The paddock was full of old Indian motorcycles (with suicide shifters), classic pre 1940’s Harleys, Belly-tankers, hotrods, customs, and wonderful handcrafted oddities (like a 1920’s race car partly made with a space frame and wrapped in leather, the gentleman/owner who was racing it had come up from the South and looked the part, in a checked 3 piece suit, bushy mustache and driving gloves) – each would race against each other over the 2 days. I don’t think anyone cared who won, it was very much pure racing for the thrill of racing.
The simple drag strip was marked out by 4 beacons (start line – finish line), with an umpires tower and only a thin wooden fence that separated the crowd from….sudden death!!! Well, maybe a very slow death – as it turns out sand is a pretty hard surface to race on and more often that not, the vehicles would sink into the wet stuff and helpers, photographers and drivers would need to jump up to help push bikes across the start line. My one piece of advice for drag racing – it’s all about the start, if you can beat the other guy in the first 50 yards, you’re golden.
My hat goes off to the lady with the starting flag (one of the most important roles in a drag race), who leapt and turned and thrust the race flag to the ground with every starting pistol, time and time again. Luckily it seemed she was kept in good spirits with an occasional cocktail from the Umpires tower.

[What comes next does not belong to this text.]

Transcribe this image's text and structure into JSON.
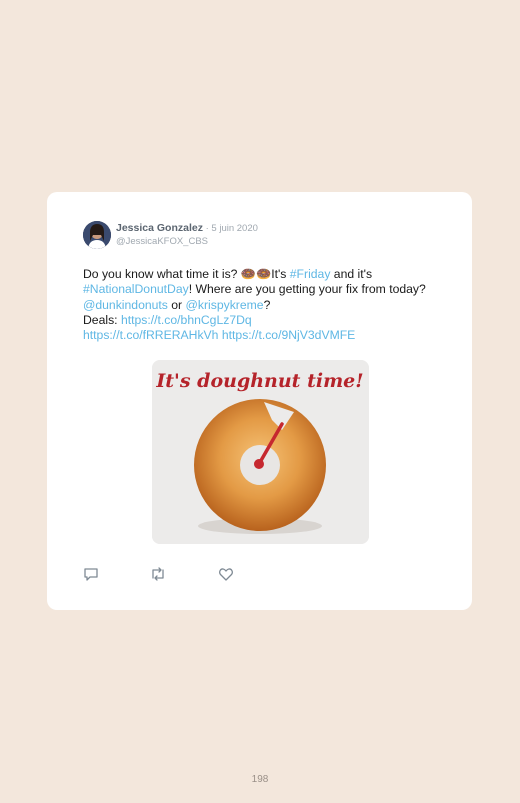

It was a great race, rare racing machines and a very friendly crowd – the races were forced to stop each day by the rising tide, which was continually reducing the width of the race track over the course of the day. As the sun-set over the race track it was a good chance to meet the drivers, drink ice-cold American beer and dance around the bonfire.